Dataset rows describing interfaces
-*-

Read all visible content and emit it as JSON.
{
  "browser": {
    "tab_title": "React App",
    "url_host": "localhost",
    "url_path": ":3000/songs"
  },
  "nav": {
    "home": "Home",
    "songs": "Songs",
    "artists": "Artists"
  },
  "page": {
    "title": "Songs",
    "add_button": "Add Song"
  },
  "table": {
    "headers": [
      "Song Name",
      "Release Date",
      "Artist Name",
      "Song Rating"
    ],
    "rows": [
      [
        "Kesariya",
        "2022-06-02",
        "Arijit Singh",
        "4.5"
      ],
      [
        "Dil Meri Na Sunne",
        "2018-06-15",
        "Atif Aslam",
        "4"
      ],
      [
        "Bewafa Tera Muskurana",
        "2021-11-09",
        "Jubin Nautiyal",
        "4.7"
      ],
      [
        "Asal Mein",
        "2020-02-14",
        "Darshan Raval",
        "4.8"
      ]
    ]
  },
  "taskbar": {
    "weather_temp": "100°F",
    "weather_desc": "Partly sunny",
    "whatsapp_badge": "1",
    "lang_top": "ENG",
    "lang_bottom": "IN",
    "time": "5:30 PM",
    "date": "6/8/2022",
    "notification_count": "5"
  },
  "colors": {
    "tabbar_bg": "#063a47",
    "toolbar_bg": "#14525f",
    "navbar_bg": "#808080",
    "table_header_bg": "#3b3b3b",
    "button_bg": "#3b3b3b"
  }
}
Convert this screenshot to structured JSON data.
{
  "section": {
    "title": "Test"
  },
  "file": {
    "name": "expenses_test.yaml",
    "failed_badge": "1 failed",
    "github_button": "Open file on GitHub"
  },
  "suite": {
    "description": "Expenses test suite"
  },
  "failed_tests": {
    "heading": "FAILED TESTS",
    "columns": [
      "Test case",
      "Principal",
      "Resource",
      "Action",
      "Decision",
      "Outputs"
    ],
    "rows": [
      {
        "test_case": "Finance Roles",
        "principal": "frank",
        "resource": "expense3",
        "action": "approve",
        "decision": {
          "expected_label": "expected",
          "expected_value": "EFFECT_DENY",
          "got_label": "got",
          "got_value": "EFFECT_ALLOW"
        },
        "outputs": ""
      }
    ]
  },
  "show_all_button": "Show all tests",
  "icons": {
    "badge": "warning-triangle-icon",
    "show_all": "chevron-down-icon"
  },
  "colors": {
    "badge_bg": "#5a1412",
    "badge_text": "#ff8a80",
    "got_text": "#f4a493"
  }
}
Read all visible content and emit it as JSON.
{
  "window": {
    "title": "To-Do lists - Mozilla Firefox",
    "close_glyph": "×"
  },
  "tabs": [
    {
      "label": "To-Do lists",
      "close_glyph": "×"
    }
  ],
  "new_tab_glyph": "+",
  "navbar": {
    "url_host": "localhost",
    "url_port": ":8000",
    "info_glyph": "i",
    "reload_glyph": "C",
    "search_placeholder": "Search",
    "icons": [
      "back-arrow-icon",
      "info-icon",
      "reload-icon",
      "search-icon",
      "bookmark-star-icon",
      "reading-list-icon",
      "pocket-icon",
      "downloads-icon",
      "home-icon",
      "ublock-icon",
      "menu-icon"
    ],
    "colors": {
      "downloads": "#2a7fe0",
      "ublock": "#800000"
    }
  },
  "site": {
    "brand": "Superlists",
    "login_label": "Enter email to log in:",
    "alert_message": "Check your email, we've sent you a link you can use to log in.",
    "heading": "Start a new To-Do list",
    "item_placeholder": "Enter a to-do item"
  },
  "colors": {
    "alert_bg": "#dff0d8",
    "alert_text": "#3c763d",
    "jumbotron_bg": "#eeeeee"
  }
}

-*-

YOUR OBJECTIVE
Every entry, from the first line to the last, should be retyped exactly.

EXERCISE RESPONSE
Read all visible content and emit it as JSON.
{
  "browser": {
    "tab_title": "React App",
    "url_host": "localhost",
    "url_path": ":3000/songs"
  },
  "nav": {
    "home": "Home",
    "songs": "Songs",
    "artists": "Artists"
  },
  "page": {
    "title": "Songs",
    "add_button": "Add Song"
  },
  "table": {
    "headers": [
      "Song Name",
      "Release Date",
      "Artist Name",
      "Song Rating"
    ],
    "rows": [
      [
        "Kesariya",
        "2022-06-02",
        "Arijit Singh",
        "4.5"
      ],
      [
        "Dil Meri Na Sunne",
        "2018-06-15",
        "Atif Aslam",
        "4"
      ],
      [
        "Bewafa Tera Muskurana",
        "2021-11-09",
        "Jubin Nautiyal",
        "4.7"
      ],
      [
        "Asal Mein",
        "2020-02-14",
        "Darshan Raval",
        "4.8"
      ]
    ]
  },
  "taskbar": {
    "weather_temp": "100°F",
    "weather_desc": "Partly sunny",
    "whatsapp_badge": "1",
    "lang_top": "ENG",
    "lang_bottom": "IN",
    "time": "5:30 PM",
    "date": "6/8/2022",
    "notification_count": "5"
  },
  "colors": {
    "tabbar_bg": "#063a47",
    "toolbar_bg": "#14525f",
    "navbar_bg": "#808080",
    "table_header_bg": "#3b3b3b",
    "button_bg": "#3b3b3b"
  }
}
Convert this screenshot to structured JSON data.
{
  "section": {
    "title": "Test"
  },
  "file": {
    "name": "expenses_test.yaml",
    "failed_badge": "1 failed",
    "github_button": "Open file on GitHub"
  },
  "suite": {
    "description": "Expenses test suite"
  },
  "failed_tests": {
    "heading": "FAILED TESTS",
    "columns": [
      "Test case",
      "Principal",
      "Resource",
      "Action",
      "Decision",
      "Outputs"
    ],
    "rows": [
      {
        "test_case": "Finance Roles",
        "principal": "frank",
        "resource": "expense3",
        "action": "approve",
        "decision": {
          "expected_label": "expected",
          "expected_value": "EFFECT_DENY",
          "got_label": "got",
          "got_value": "EFFECT_ALLOW"
        },
        "outputs": ""
      }
    ]
  },
  "show_all_button": "Show all tests",
  "icons": {
    "badge": "warning-triangle-icon",
    "show_all": "chevron-down-icon"
  },
  "colors": {
    "badge_bg": "#5a1412",
    "badge_text": "#ff8a80",
    "got_text": "#f4a493"
  }
}
Read all visible content and emit it as JSON.
{
  "window": {
    "title": "To-Do lists - Mozilla Firefox",
    "close_glyph": "×"
  },
  "tabs": [
    {
      "label": "To-Do lists",
      "close_glyph": "×"
    }
  ],
  "new_tab_glyph": "+",
  "navbar": {
    "url_host": "localhost",
    "url_port": ":8000",
    "info_glyph": "i",
    "reload_glyph": "C",
    "search_placeholder": "Search",
    "icons": [
      "back-arrow-icon",
      "info-icon",
      "reload-icon",
      "search-icon",
      "bookmark-star-icon",
      "reading-list-icon",
      "pocket-icon",
      "downloads-icon",
      "home-icon",
      "ublock-icon",
      "menu-icon"
    ],
    "colors": {
      "downloads": "#2a7fe0",
      "ublock": "#800000"
    }
  },
  "site": {
    "brand": "Superlists",
    "login_label": "Enter email to log in:",
    "alert_message": "Check your email, we've sent you a link you can use to log in.",
    "heading": "Start a new To-Do list",
    "item_placeholder": "Enter a to-do item"
  },
  "colors": {
    "alert_bg": "#dff0d8",
    "alert_text": "#3c763d",
    "jumbotron_bg": "#eeeeee"
  }
}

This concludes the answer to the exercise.